● Exercise instructions:
The expected output is the complete listing, copied exactly.

- Opening Delimiter -

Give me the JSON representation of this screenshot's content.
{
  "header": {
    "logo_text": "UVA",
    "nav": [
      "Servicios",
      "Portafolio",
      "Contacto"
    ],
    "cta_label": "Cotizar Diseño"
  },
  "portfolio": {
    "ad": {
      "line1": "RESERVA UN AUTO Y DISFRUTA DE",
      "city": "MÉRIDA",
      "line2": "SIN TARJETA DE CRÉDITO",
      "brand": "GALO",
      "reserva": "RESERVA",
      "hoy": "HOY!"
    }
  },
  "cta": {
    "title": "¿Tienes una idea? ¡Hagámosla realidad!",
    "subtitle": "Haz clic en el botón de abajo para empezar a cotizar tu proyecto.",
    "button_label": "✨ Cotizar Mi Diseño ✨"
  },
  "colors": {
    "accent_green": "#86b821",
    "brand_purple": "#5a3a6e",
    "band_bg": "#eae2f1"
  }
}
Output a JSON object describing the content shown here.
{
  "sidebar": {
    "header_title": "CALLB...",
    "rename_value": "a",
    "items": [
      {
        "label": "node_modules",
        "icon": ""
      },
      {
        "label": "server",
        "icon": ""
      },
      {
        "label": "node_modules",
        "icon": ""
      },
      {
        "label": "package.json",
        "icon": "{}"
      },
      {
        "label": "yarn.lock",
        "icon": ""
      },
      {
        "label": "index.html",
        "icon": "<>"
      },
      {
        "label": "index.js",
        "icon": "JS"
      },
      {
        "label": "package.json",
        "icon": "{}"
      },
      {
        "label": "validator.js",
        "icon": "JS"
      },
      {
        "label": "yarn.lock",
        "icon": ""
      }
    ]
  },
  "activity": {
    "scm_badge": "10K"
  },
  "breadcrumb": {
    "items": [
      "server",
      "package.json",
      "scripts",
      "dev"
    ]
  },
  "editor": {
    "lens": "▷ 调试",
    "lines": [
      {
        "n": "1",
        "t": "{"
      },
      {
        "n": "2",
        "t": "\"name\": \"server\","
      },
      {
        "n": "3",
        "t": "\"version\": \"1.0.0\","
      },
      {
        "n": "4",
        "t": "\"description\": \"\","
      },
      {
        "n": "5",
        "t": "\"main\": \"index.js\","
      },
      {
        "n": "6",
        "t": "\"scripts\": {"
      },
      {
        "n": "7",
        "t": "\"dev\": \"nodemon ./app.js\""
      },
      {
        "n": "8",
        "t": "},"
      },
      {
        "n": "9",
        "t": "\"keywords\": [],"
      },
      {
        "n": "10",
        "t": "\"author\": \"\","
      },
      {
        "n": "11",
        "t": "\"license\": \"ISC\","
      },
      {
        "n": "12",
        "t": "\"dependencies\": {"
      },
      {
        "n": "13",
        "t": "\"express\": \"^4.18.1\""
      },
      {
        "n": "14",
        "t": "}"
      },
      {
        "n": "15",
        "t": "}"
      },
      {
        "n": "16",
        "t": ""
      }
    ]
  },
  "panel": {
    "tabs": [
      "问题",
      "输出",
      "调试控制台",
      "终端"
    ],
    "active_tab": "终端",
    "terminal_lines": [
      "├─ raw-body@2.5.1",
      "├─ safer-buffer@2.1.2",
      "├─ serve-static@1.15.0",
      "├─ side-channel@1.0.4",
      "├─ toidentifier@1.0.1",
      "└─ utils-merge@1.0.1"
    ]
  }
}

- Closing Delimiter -

● Solved exercise:
Give me the JSON representation of this screenshot's content.
{
  "header": {
    "logo_text": "UVA",
    "nav": [
      "Servicios",
      "Portafolio",
      "Contacto"
    ],
    "cta_label": "Cotizar Diseño"
  },
  "portfolio": {
    "ad": {
      "line1": "RESERVA UN AUTO Y DISFRUTA DE",
      "city": "MÉRIDA",
      "line2": "SIN TARJETA DE CRÉDITO",
      "brand": "GALO",
      "reserva": "RESERVA",
      "hoy": "HOY!"
    }
  },
  "cta": {
    "title": "¿Tienes una idea? ¡Hagámosla realidad!",
    "subtitle": "Haz clic en el botón de abajo para empezar a cotizar tu proyecto.",
    "button_label": "✨ Cotizar Mi Diseño ✨"
  },
  "colors": {
    "accent_green": "#86b821",
    "brand_purple": "#5a3a6e",
    "band_bg": "#eae2f1"
  }
}
Output a JSON object describing the content shown here.
{
  "sidebar": {
    "header_title": "CALLB...",
    "rename_value": "a",
    "items": [
      {
        "label": "node_modules",
        "icon": ""
      },
      {
        "label": "server",
        "icon": ""
      },
      {
        "label": "node_modules",
        "icon": ""
      },
      {
        "label": "package.json",
        "icon": "{}"
      },
      {
        "label": "yarn.lock",
        "icon": ""
      },
      {
        "label": "index.html",
        "icon": "<>"
      },
      {
        "label": "index.js",
        "icon": "JS"
      },
      {
        "label": "package.json",
        "icon": "{}"
      },
      {
        "label": "validator.js",
        "icon": "JS"
      },
      {
        "label": "yarn.lock",
        "icon": ""
      }
    ]
  },
  "activity": {
    "scm_badge": "10K"
  },
  "breadcrumb": {
    "items": [
      "server",
      "package.json",
      "scripts",
      "dev"
    ]
  },
  "editor": {
    "lens": "▷ 调试",
    "lines": [
      {
        "n": "1",
        "t": "{"
      },
      {
        "n": "2",
        "t": "\"name\": \"server\","
      },
      {
        "n": "3",
        "t": "\"version\": \"1.0.0\","
      },
      {
        "n": "4",
        "t": "\"description\": \"\","
      },
      {
        "n": "5",
        "t": "\"main\": \"index.js\","
      },
      {
        "n": "6",
        "t": "\"scripts\": {"
      },
      {
        "n": "7",
        "t": "\"dev\": \"nodemon ./app.js\""
      },
      {
        "n": "8",
        "t": "},"
      },
      {
        "n": "9",
        "t": "\"keywords\": [],"
      },
      {
        "n": "10",
        "t": "\"author\": \"\","
      },
      {
        "n": "11",
        "t": "\"license\": \"ISC\","
      },
      {
        "n": "12",
        "t": "\"dependencies\": {"
      },
      {
        "n": "13",
        "t": "\"express\": \"^4.18.1\""
      },
      {
        "n": "14",
        "t": "}"
      },
      {
        "n": "15",
        "t": "}"
      },
      {
        "n": "16",
        "t": ""
      }
    ]
  },
  "panel": {
    "tabs": [
      "问题",
      "输出",
      "调试控制台",
      "终端"
    ],
    "active_tab": "终端",
    "terminal_lines": [
      "├─ raw-body@2.5.1",
      "├─ safer-buffer@2.1.2",
      "├─ serve-static@1.15.0",
      "├─ side-channel@1.0.4",
      "├─ toidentifier@1.0.1",
      "└─ utils-merge@1.0.1"
    ]
  }
}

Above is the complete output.